PROBLEM DETAILS ▸ For every entry that follows, return an identical copy.

[Excerpts from an interface dataset]

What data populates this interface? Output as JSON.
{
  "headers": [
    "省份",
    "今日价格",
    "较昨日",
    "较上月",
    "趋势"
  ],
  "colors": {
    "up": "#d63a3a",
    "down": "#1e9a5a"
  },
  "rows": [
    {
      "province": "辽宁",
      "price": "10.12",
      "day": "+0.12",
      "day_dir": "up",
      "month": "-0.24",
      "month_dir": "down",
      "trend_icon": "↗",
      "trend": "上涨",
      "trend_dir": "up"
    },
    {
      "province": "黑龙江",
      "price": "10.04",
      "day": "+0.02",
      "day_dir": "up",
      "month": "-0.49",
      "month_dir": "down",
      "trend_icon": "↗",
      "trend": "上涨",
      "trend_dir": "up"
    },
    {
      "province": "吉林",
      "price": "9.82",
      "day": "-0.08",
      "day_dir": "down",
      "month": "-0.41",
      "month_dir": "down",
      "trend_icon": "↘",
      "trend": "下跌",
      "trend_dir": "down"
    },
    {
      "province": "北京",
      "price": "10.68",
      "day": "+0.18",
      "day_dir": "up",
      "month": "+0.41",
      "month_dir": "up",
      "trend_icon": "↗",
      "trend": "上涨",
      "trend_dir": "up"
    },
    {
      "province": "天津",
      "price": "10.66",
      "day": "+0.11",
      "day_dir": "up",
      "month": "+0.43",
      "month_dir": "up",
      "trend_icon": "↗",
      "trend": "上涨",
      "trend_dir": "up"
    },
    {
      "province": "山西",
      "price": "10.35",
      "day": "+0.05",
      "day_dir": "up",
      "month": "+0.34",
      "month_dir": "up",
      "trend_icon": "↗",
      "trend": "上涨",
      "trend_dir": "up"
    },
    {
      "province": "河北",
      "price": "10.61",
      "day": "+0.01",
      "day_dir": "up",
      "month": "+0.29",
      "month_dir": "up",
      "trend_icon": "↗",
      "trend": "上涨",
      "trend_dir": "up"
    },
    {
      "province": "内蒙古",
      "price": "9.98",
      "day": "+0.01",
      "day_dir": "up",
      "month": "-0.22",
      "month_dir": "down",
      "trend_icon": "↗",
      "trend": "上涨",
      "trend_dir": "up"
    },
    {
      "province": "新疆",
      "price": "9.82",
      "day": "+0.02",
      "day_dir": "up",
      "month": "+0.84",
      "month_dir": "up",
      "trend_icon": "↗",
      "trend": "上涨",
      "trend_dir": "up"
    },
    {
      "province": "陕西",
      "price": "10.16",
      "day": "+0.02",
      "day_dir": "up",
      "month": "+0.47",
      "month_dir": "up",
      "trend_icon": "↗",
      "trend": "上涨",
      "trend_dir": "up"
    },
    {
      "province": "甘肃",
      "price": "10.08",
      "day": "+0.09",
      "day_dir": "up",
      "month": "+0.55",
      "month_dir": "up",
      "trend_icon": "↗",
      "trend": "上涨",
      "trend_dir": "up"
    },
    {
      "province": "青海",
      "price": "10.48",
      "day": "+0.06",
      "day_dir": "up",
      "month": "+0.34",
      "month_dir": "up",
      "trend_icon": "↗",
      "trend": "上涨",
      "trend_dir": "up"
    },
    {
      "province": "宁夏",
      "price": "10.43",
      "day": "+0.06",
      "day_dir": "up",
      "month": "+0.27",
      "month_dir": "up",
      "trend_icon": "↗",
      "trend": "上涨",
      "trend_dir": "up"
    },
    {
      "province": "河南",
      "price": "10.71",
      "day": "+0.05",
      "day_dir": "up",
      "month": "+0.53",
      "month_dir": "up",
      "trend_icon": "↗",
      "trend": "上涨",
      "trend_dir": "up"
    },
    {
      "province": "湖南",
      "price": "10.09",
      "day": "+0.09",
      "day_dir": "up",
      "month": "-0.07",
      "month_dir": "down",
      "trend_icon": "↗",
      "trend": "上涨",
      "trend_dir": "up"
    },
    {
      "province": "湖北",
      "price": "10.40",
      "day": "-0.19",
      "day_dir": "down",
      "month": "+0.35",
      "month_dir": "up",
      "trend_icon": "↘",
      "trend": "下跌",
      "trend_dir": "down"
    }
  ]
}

ANSWER FOR THIS EXERCISE ▸
What data populates this interface? Output as JSON.
{
  "headers": [
    "省份",
    "今日价格",
    "较昨日",
    "较上月",
    "趋势"
  ],
  "colors": {
    "up": "#d63a3a",
    "down": "#1e9a5a"
  },
  "rows": [
    {
      "province": "辽宁",
      "price": "10.12",
      "day": "+0.12",
      "day_dir": "up",
      "month": "-0.24",
      "month_dir": "down",
      "trend_icon": "↗",
      "trend": "上涨",
      "trend_dir": "up"
    },
    {
      "province": "黑龙江",
      "price": "10.04",
      "day": "+0.02",
      "day_dir": "up",
      "month": "-0.49",
      "month_dir": "down",
      "trend_icon": "↗",
      "trend": "上涨",
      "trend_dir": "up"
    },
    {
      "province": "吉林",
      "price": "9.82",
      "day": "-0.08",
      "day_dir": "down",
      "month": "-0.41",
      "month_dir": "down",
      "trend_icon": "↘",
      "trend": "下跌",
      "trend_dir": "down"
    },
    {
      "province": "北京",
      "price": "10.68",
      "day": "+0.18",
      "day_dir": "up",
      "month": "+0.41",
      "month_dir": "up",
      "trend_icon": "↗",
      "trend": "上涨",
      "trend_dir": "up"
    },
    {
      "province": "天津",
      "price": "10.66",
      "day": "+0.11",
      "day_dir": "up",
      "month": "+0.43",
      "month_dir": "up",
      "trend_icon": "↗",
      "trend": "上涨",
      "trend_dir": "up"
    },
    {
      "province": "山西",
      "price": "10.35",
      "day": "+0.05",
      "day_dir": "up",
      "month": "+0.34",
      "month_dir": "up",
      "trend_icon": "↗",
      "trend": "上涨",
      "trend_dir": "up"
    },
    {
      "province": "河北",
      "price": "10.61",
      "day": "+0.01",
      "day_dir": "up",
      "month": "+0.29",
      "month_dir": "up",
      "trend_icon": "↗",
      "trend": "上涨",
      "trend_dir": "up"
    },
    {
      "province": "内蒙古",
      "price": "9.98",
      "day": "+0.01",
      "day_dir": "up",
      "month": "-0.22",
      "month_dir": "down",
      "trend_icon": "↗",
      "trend": "上涨",
      "trend_dir": "up"
    },
    {
      "province": "新疆",
      "price": "9.82",
      "day": "+0.02",
      "day_dir": "up",
      "month": "+0.84",
      "month_dir": "up",
      "trend_icon": "↗",
      "trend": "上涨",
      "trend_dir": "up"
    },
    {
      "province": "陕西",
      "price": "10.16",
      "day": "+0.02",
      "day_dir": "up",
      "month": "+0.47",
      "month_dir": "up",
      "trend_icon": "↗",
      "trend": "上涨",
      "trend_dir": "up"
    },
    {
      "province": "甘肃",
      "price": "10.08",
      "day": "+0.09",
      "day_dir": "up",
      "month": "+0.55",
      "month_dir": "up",
      "trend_icon": "↗",
      "trend": "上涨",
      "trend_dir": "up"
    },
    {
      "province": "青海",
      "price": "10.48",
      "day": "+0.06",
      "day_dir": "up",
      "month": "+0.34",
      "month_dir": "up",
      "trend_icon": "↗",
      "trend": "上涨",
      "trend_dir": "up"
    },
    {
      "province": "宁夏",
      "price": "10.43",
      "day": "+0.06",
      "day_dir": "up",
      "month": "+0.27",
      "month_dir": "up",
      "trend_icon": "↗",
      "trend": "上涨",
      "trend_dir": "up"
    },
    {
      "province": "河南",
      "price": "10.71",
      "day": "+0.05",
      "day_dir": "up",
      "month": "+0.53",
      "month_dir": "up",
      "trend_icon": "↗",
      "trend": "上涨",
      "trend_dir": "up"
    },
    {
      "province": "湖南",
      "price": "10.09",
      "day": "+0.09",
      "day_dir": "up",
      "month": "-0.07",
      "month_dir": "down",
      "trend_icon": "↗",
      "trend": "上涨",
      "trend_dir": "up"
    },
    {
      "province": "湖北",
      "price": "10.40",
      "day": "-0.19",
      "day_dir": "down",
      "month": "+0.35",
      "month_dir": "up",
      "trend_icon": "↘",
      "trend": "下跌",
      "trend_dir": "down"
    }
  ]
}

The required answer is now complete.